▶ [ASSIGNMENT] Once the line containing "Parse this screenshot: output" is located in the records below, repeat it and all lines that follow it exactly, leaving out any picture.

(Stored dataset items)
********

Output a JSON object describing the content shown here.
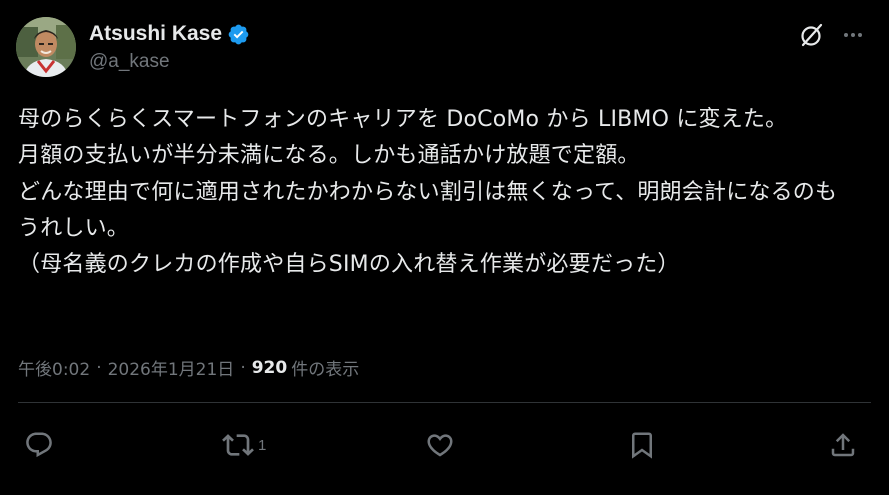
{
  "author": {
    "display_name": "Atsushi Kase",
    "handle": "@a_kase",
    "verified": true,
    "avatar_icon": "user-avatar-photo"
  },
  "header_actions": {
    "grok_icon": "grok-icon",
    "more_icon": "more-dots-icon"
  },
  "tweet": {
    "text": "母のらくらくスマートフォンのキャリアを DoCoMo から LIBMO に変えた。\n月額の支払いが半分未満になる。しかも通話かけ放題で定額。\nどんな理由で何に適用されたかわからない割引は無くなって、明朗会計になるのもうれしい。\n（母名義のクレカの作成や自らSIMの入れ替え作業が必要だった）"
  },
  "meta": {
    "time": "午後0:02",
    "separator": "·",
    "date": "2026年1月21日",
    "views_count": "920",
    "views_label": "件の表示"
  },
  "actions": {
    "reply_icon": "reply-icon",
    "retweet_icon": "retweet-icon",
    "retweet_count": "1",
    "like_icon": "heart-icon",
    "bookmark_icon": "bookmark-icon",
    "share_icon": "share-icon"
  },
  "colors": {
    "background": "#000000",
    "text_primary": "#e7e9ea",
    "text_secondary": "#71767b",
    "verified_blue": "#1d9bf0",
    "divider": "#2f3336"
  }
}
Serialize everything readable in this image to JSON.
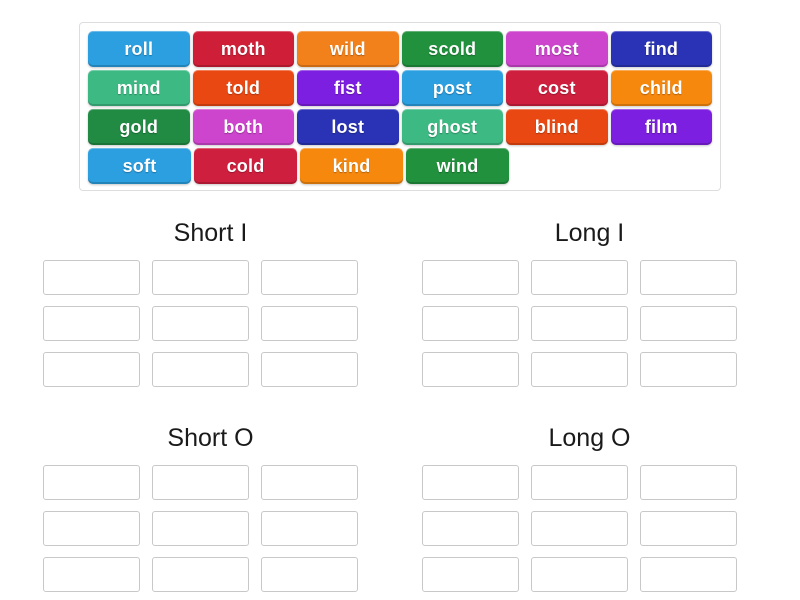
{
  "activity": {
    "type": "word-sort-drag-and-drop"
  },
  "word_bank": {
    "name": "word-bank",
    "rows": [
      [
        {
          "label": "roll",
          "color": "#2b9fe0"
        },
        {
          "label": "moth",
          "color": "#cf1f38"
        },
        {
          "label": "wild",
          "color": "#f2811b"
        },
        {
          "label": "scold",
          "color": "#21913d"
        },
        {
          "label": "most",
          "color": "#cd45cd"
        },
        {
          "label": "find",
          "color": "#2a33b5"
        }
      ],
      [
        {
          "label": "mind",
          "color": "#3dba83"
        },
        {
          "label": "told",
          "color": "#ea4812"
        },
        {
          "label": "fist",
          "color": "#7c1fe0"
        },
        {
          "label": "post",
          "color": "#2b9fe0"
        },
        {
          "label": "cost",
          "color": "#cf1f3e"
        },
        {
          "label": "child",
          "color": "#f6880e"
        }
      ],
      [
        {
          "label": "gold",
          "color": "#218b44"
        },
        {
          "label": "both",
          "color": "#cd45cd"
        },
        {
          "label": "lost",
          "color": "#2a33b5"
        },
        {
          "label": "ghost",
          "color": "#3dba83"
        },
        {
          "label": "blind",
          "color": "#ea4812"
        },
        {
          "label": "film",
          "color": "#7c1fe0"
        }
      ],
      [
        {
          "label": "soft",
          "color": "#2b9fe0"
        },
        {
          "label": "cold",
          "color": "#cf1f3e"
        },
        {
          "label": "kind",
          "color": "#f6880e"
        },
        {
          "label": "wind",
          "color": "#21913d"
        }
      ]
    ]
  },
  "categories": [
    {
      "title": "Short I",
      "slot_count": 9,
      "slots": [
        "",
        "",
        "",
        "",
        "",
        "",
        "",
        "",
        ""
      ]
    },
    {
      "title": "Long I",
      "slot_count": 9,
      "slots": [
        "",
        "",
        "",
        "",
        "",
        "",
        "",
        "",
        ""
      ]
    },
    {
      "title": "Short O",
      "slot_count": 9,
      "slots": [
        "",
        "",
        "",
        "",
        "",
        "",
        "",
        "",
        ""
      ]
    },
    {
      "title": "Long O",
      "slot_count": 9,
      "slots": [
        "",
        "",
        "",
        "",
        "",
        "",
        "",
        "",
        ""
      ]
    }
  ]
}
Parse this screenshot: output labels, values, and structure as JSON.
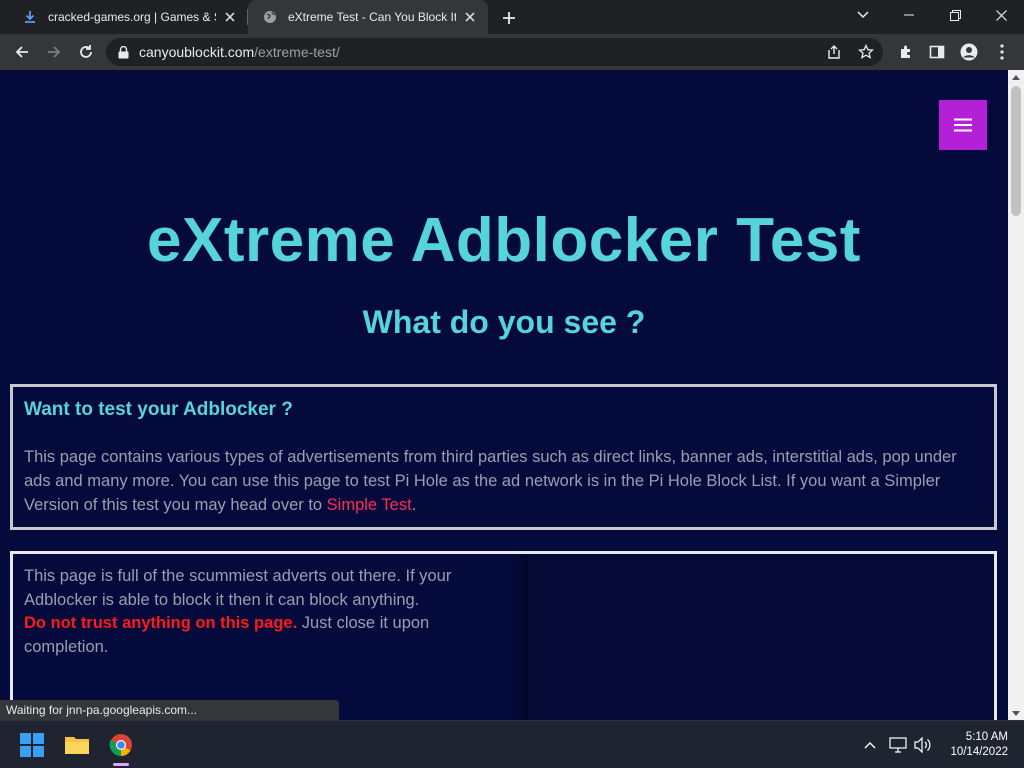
{
  "browser": {
    "tabs": [
      {
        "title": "cracked-games.org | Games & So",
        "favicon": "download-icon"
      },
      {
        "title": "eXtreme Test - Can You Block It ?",
        "favicon": "globe-icon"
      }
    ],
    "url_host": "canyoublockit.com",
    "url_path": "/extreme-test/",
    "status": "Waiting for jnn-pa.googleapis.com..."
  },
  "page": {
    "title": "eXtreme Adblocker Test",
    "subtitle": "What do you see ?",
    "card1": {
      "heading": "Want to test your Adblocker ?",
      "body": "This page contains various types of advertisements from third parties such as direct links, banner ads, interstitial ads, pop under ads and many more. You can use this page to test Pi Hole as the ad network is in the Pi Hole Block List. If you want a Simpler Version of this test you may head over to ",
      "link": "Simple Test",
      "end": "."
    },
    "card2": {
      "text1": "This page is full of the scummiest adverts out there. If your Adblocker is able to block it then it can block anything.",
      "warning": "Do not trust anything on this page.",
      "text2": " Just close it upon completion."
    }
  },
  "taskbar": {
    "time": "5:10 AM",
    "date": "10/14/2022"
  },
  "colors": {
    "page_bg": "#050a3c",
    "heading": "#56d4db",
    "menu_button": "#b41fd8",
    "link": "#ff2d54",
    "warning": "#ff1a1a"
  }
}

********

▶ [EXERCISE RESULT]
Parse this screenshot: output labels, values, and structure as JSON.
{
  "browser": {
    "tabs": [
      {
        "title": "cracked-games.org | Games & So",
        "favicon": "download-icon"
      },
      {
        "title": "eXtreme Test - Can You Block It ?",
        "favicon": "globe-icon"
      }
    ],
    "url_host": "canyoublockit.com",
    "url_path": "/extreme-test/",
    "status": "Waiting for jnn-pa.googleapis.com..."
  },
  "page": {
    "title": "eXtreme Adblocker Test",
    "subtitle": "What do you see ?",
    "card1": {
      "heading": "Want to test your Adblocker ?",
      "body": "This page contains various types of advertisements from third parties such as direct links, banner ads, interstitial ads, pop under ads and many more. You can use this page to test Pi Hole as the ad network is in the Pi Hole Block List. If you want a Simpler Version of this test you may head over to ",
      "link": "Simple Test",
      "end": "."
    },
    "card2": {
      "text1": "This page is full of the scummiest adverts out there. If your Adblocker is able to block it then it can block anything.",
      "warning": "Do not trust anything on this page.",
      "text2": " Just close it upon completion."
    }
  },
  "taskbar": {
    "time": "5:10 AM",
    "date": "10/14/2022"
  },
  "colors": {
    "page_bg": "#050a3c",
    "heading": "#56d4db",
    "menu_button": "#b41fd8",
    "link": "#ff2d54",
    "warning": "#ff1a1a"
  }
}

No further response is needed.